Pull every line with the word "name" out of the entries below.

EXERCISE INPUTS section start

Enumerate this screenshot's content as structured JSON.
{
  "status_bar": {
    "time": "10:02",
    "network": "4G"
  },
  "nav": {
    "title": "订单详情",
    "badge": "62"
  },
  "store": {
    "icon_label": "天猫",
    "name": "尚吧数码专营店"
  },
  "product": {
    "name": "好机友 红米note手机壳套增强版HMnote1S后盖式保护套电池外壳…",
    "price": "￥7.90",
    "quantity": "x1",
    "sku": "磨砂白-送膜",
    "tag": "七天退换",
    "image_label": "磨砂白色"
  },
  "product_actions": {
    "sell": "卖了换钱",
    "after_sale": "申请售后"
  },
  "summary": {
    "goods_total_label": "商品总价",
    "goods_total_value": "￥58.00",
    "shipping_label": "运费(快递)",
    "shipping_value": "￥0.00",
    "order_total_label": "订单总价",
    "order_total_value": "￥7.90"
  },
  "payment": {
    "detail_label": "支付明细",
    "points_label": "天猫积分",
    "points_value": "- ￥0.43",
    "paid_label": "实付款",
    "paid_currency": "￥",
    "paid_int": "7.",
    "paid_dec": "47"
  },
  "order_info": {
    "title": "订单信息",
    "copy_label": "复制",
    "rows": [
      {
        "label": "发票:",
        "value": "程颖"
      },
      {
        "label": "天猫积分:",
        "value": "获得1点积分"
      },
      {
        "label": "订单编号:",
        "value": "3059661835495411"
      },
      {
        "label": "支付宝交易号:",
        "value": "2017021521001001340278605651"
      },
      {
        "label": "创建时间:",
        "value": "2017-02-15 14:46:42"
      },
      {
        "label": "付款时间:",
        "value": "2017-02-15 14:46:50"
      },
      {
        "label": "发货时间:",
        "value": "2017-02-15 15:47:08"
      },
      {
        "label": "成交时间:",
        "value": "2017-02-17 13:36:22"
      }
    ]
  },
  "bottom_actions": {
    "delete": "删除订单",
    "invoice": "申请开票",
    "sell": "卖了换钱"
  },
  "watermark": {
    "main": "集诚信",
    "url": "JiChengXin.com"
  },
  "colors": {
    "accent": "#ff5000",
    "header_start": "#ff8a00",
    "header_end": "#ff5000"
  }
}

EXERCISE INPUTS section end

SOLUTION TO THIS TASK.
    "name": "尚吧数码专营店"
    "name": "好机友 红米note手机壳套增强版HMnote1S后盖式保护套电池外壳…",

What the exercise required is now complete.